» TASK TO CARRY OUT: Lines with the string "ylabel" are to be identified in the listing and copied.
┌──
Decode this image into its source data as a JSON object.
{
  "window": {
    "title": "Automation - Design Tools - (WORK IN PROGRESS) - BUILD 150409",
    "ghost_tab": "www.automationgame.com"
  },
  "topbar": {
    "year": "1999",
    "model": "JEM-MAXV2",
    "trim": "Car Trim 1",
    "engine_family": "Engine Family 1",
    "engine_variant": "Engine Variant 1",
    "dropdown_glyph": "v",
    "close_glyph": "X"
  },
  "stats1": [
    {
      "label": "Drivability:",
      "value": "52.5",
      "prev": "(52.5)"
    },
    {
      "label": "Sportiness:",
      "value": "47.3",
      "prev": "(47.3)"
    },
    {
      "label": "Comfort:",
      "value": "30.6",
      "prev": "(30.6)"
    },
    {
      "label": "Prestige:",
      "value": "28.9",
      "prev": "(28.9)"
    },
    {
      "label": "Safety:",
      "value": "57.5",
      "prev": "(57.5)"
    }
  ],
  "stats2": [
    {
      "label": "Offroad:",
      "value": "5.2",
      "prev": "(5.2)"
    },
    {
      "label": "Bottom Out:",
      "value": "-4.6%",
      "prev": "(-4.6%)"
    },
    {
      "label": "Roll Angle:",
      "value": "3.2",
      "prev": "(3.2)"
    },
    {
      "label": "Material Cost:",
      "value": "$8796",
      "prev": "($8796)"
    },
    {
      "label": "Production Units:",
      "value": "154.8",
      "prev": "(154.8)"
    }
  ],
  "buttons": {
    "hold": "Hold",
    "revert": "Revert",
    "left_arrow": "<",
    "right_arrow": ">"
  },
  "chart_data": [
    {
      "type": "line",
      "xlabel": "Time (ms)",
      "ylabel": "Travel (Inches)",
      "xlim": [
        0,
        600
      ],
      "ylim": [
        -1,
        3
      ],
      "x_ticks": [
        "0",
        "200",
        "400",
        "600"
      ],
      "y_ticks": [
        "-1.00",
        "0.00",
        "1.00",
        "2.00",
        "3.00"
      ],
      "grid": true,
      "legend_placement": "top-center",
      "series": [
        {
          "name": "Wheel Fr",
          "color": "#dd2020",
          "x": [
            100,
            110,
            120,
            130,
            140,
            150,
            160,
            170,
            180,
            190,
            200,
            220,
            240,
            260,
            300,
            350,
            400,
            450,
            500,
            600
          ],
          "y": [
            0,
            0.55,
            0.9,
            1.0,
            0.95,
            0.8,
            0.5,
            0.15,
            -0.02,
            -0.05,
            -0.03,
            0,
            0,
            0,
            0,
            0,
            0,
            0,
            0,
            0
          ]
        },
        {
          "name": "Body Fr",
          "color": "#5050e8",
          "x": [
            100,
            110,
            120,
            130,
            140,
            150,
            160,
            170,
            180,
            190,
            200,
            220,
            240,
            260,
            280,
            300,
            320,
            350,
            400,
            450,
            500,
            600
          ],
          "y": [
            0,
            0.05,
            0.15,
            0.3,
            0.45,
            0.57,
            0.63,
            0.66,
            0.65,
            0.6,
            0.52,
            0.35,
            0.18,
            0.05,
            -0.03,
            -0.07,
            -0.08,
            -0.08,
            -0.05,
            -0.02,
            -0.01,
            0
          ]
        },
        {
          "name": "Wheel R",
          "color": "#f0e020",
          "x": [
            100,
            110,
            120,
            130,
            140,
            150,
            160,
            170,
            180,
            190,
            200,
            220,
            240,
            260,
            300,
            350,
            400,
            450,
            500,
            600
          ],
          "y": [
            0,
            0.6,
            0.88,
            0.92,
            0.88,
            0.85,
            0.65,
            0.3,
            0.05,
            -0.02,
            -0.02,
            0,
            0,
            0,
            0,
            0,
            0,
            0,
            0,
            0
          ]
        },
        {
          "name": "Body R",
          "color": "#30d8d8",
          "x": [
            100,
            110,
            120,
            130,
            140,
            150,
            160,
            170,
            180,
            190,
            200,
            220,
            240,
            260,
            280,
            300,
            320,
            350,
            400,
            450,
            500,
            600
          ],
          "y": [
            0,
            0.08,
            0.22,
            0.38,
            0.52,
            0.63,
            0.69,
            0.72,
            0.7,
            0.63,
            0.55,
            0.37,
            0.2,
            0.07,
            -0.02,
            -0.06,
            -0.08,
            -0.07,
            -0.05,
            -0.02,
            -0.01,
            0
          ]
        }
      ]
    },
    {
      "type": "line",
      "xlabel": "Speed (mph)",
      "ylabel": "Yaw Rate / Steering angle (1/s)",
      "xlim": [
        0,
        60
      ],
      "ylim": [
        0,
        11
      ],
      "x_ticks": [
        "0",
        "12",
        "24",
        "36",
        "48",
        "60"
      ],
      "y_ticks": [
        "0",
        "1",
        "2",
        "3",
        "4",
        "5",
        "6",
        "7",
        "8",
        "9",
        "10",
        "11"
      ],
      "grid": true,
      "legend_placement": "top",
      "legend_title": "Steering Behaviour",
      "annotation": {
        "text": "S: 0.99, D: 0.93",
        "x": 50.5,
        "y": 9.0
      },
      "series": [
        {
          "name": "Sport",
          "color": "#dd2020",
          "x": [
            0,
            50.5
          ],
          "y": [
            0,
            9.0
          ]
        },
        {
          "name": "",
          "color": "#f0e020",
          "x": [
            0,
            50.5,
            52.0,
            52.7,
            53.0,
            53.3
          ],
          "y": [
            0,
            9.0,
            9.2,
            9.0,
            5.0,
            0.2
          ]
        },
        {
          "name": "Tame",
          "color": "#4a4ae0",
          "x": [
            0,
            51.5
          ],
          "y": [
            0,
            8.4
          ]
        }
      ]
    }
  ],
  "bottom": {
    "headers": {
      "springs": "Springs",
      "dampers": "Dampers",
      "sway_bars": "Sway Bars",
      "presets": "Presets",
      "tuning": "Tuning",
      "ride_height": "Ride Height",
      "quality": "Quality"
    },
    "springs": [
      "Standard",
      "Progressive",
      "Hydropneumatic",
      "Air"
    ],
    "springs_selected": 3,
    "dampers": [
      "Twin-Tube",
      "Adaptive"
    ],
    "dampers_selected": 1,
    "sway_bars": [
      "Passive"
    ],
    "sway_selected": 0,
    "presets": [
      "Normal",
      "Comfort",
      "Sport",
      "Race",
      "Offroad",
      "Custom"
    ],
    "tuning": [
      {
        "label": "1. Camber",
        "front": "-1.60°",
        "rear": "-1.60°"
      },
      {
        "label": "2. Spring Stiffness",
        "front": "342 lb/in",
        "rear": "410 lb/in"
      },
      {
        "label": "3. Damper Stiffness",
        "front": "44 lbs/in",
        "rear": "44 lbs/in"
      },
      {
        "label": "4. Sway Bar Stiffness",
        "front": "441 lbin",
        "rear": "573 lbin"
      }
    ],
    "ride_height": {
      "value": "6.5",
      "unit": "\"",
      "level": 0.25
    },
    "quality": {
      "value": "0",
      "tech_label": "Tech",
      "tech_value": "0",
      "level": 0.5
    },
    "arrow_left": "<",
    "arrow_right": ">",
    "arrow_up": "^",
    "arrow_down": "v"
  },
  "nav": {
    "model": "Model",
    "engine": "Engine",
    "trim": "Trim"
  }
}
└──
» WRITTEN ANSWER:
      "ylabel": "Travel (Inches)",
      "ylabel": "Yaw Rate / Steering angle (1/s)",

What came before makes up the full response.